University of Minnesota: Study suggests walnuts are bridge to better health as we age


University of Minnesota School of Public Health (SPH) researchers who reviewed data from the CARDIA study, including 20 years of diet history and 30 years of physical and clinical measurements, have found that participants who ate walnuts early on in life showed a greater likelihood for being more physically active, having a higher quality diet and experiencing a better heart disease risk profile as they aged into middle adulthood.

Their findings, published in Nutrition, Metabolism, & Cardiovascular Diseases, note that a possible explanation for the results could be due to the unique combination of nutrients found in walnuts and their effect on health outcomes.

Walnuts are the only tree nut that is a source of omega-3 alpha-linolenic acid, which may play a role in heart health, brain health and healthy aging. Additionally, one serving of walnuts contains a variety of other important nutrients to support overall health including protein, fiber, magnesium and a variety of antioxidants.

“Nut consumers showed an advantage in relation to diet quality but walnut consumers appear to have a better heart disease risk factor profile than the other groups, even after accounting for overall diet quality,” said Lyn Steffen, an associate professor in SPH and author of the study.

The study found:

Walnut consumers had higher self-reported physical activity scores than other nut and no nut consumers.
Compared to other nut consumers, eating walnuts was linked with a better heart disease risk profile, including lower BMI and blood pressure.
Eating walnuts was associated with less weight gain over the study period, and fewer participants who ate walnuts were classified as obese compared to other nut and no nut consumers.
Compared to no nut consumers, walnut consumers had significantly lower fasting blood glucose concentrations while other nut consumers had higher LDL-cholesterol.
Including walnuts in the diet during young adulthood was linked to a higher-quality diet in middle adulthood.
“Interestingly, walnut consumers had a better cardiovascular disease risk factor profile such as lower body mass index, weight gain, waist circumference, blood pressure and triglyceride concentration compared to other nut consumers,” said So-Yun Yi, a Ph.D. candidate at SPH. “Our study findings support the health claim of walnuts to be part of a healthy diet.”

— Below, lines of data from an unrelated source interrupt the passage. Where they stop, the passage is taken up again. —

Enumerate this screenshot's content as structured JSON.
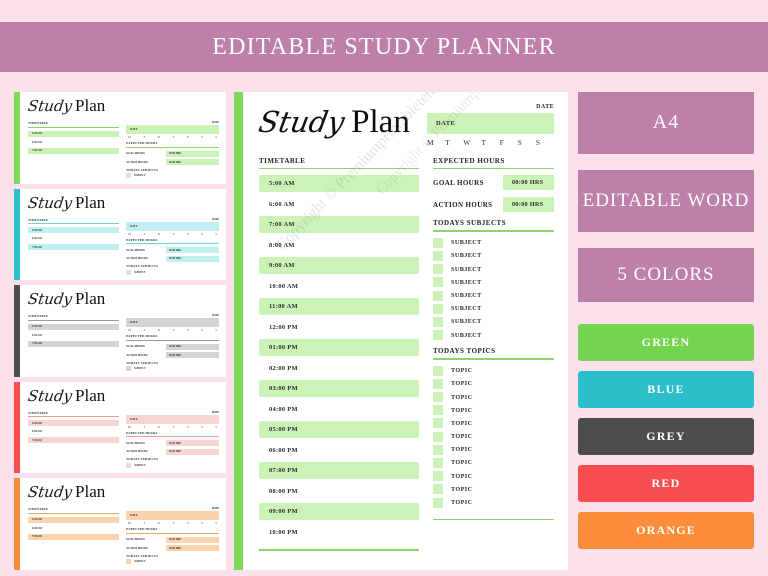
{
  "header": {
    "title": "EDITABLE STUDY PLANNER"
  },
  "theme": {
    "background": "#fce0ec",
    "header_bg": "#bc80ab",
    "badge_bg": "#bc80ab",
    "page_bg": "#ffffff"
  },
  "planner": {
    "title_script": "Study",
    "title_plain": "Plan",
    "date_label": "DATE",
    "date_box_label": "DATE",
    "days": [
      "M",
      "T",
      "W",
      "T",
      "F",
      "S",
      "S"
    ],
    "timetable_heading": "TIMETABLE",
    "timetable": [
      "5:00 AM",
      "6:00 AM",
      "7:00 AM",
      "8:00 AM",
      "9:00 AM",
      "10:00 AM",
      "11:00 AM",
      "12:00 PM",
      "01:00 PM",
      "02:00 PM",
      "03:00 PM",
      "04:00 PM",
      "05:00 PM",
      "06:00 PM",
      "07:00 PM",
      "08:00 PM",
      "09:00 PM",
      "10:00 PM"
    ],
    "expected_hours_heading": "EXPECTED HOURS",
    "goal_hours_label": "GOAL HOURS",
    "goal_hours_value": "00:00 HRS",
    "action_hours_label": "ACTION HOURS",
    "action_hours_value": "00:00 HRS",
    "subjects_heading": "TODAYS SUBJECTS",
    "subjects": [
      "SUBJECT",
      "SUBJECT",
      "SUBJECT",
      "SUBJECT",
      "SUBJECT",
      "SUBJECT",
      "SUBJECT",
      "SUBJECT"
    ],
    "topics_heading": "TODAYS TOPICS",
    "topics": [
      "TOPIC",
      "TOPIC",
      "TOPIC",
      "TOPIC",
      "TOPIC",
      "TOPIC",
      "TOPIC",
      "TOPIC",
      "TOPIC",
      "TOPIC",
      "TOPIC"
    ],
    "watermark": "Copyright © Premiumprintabletemplates.com"
  },
  "thumbnails": [
    {
      "name": "green",
      "bar": "#7ed957",
      "fill": "#ccf3b7",
      "rule": "#8ed36b"
    },
    {
      "name": "blue",
      "bar": "#2bbfcc",
      "fill": "#bfefef",
      "rule": "#6fd3da"
    },
    {
      "name": "grey",
      "bar": "#4d4d4d",
      "fill": "#d4d4d4",
      "rule": "#9a9a9a"
    },
    {
      "name": "red",
      "bar": "#fa4d50",
      "fill": "#f7d5d3",
      "rule": "#f09a98"
    },
    {
      "name": "orange",
      "bar": "#fb8c3c",
      "fill": "#fbd3ae",
      "rule": "#f5aa6d"
    }
  ],
  "rail": {
    "badges": [
      {
        "label": "A4"
      },
      {
        "label": "EDITABLE WORD"
      },
      {
        "label": "5 COLORS"
      }
    ],
    "swatches": [
      {
        "label": "GREEN",
        "color": "#72d44f"
      },
      {
        "label": "BLUE",
        "color": "#2bbfcc"
      },
      {
        "label": "GREY",
        "color": "#4d4d4d"
      },
      {
        "label": "RED",
        "color": "#fa4d50"
      },
      {
        "label": "ORANGE",
        "color": "#fb8c3c"
      }
    ]
  }
}
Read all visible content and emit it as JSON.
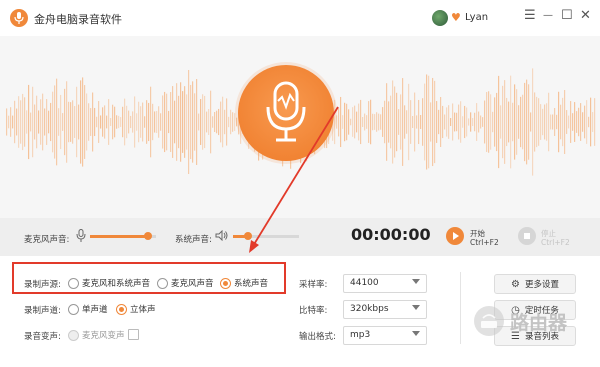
{
  "app": {
    "title": "金舟电脑录音软件"
  },
  "user": {
    "name": "Lyan"
  },
  "window_controls": {
    "menu": "☰",
    "minimize": "—",
    "maximize": "☐",
    "close": "✕"
  },
  "controls": {
    "mic_label": "麦克风声音:",
    "mic_level": 0.88,
    "system_label": "系统声音:",
    "system_level": 0.22,
    "timer": "00:00:00",
    "start_label": "开始",
    "start_shortcut": "Ctrl+F2",
    "stop_label": "停止",
    "stop_shortcut": "Ctrl+F2"
  },
  "settings": {
    "record_source_label": "录制声源:",
    "record_source_options": [
      "麦克风和系统声音",
      "麦克风声音",
      "系统声音"
    ],
    "record_source_selected": "系统声音",
    "channel_label": "录制声道:",
    "channel_options": [
      "单声道",
      "立体声"
    ],
    "channel_selected": "立体声",
    "voice_change_label": "录音变声:",
    "voice_change_option": "麦克风变声",
    "sample_rate_label": "采样率:",
    "sample_rate_value": "44100",
    "bitrate_label": "比特率:",
    "bitrate_value": "320kbps",
    "format_label": "输出格式:",
    "format_value": "mp3",
    "more_settings": "更多设置",
    "scheduled_task": "定时任务",
    "record_list": "录音列表"
  },
  "watermark": {
    "text": "路由器"
  },
  "colors": {
    "accent": "#f0883a",
    "highlight": "#e23a2a"
  }
}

While these results are positive and confirm earlier work from the CARDIA study on the health benefits of walnut intake, randomized controlled clinical trials should be done in other populations and settings to confirm the observations in the current study.

Additionally, some of the outcomes for heart disease risk factors relating to cholesterol and lipids in the current study are inconsistent with previous randomized controlled trials. This could be related to differences in study design, including duration of the study or amount of nut intake. The researchers did not isolate other specific nuts in their database, so findings do not reflect benefits, or lack of benefits, related to other specific nuts.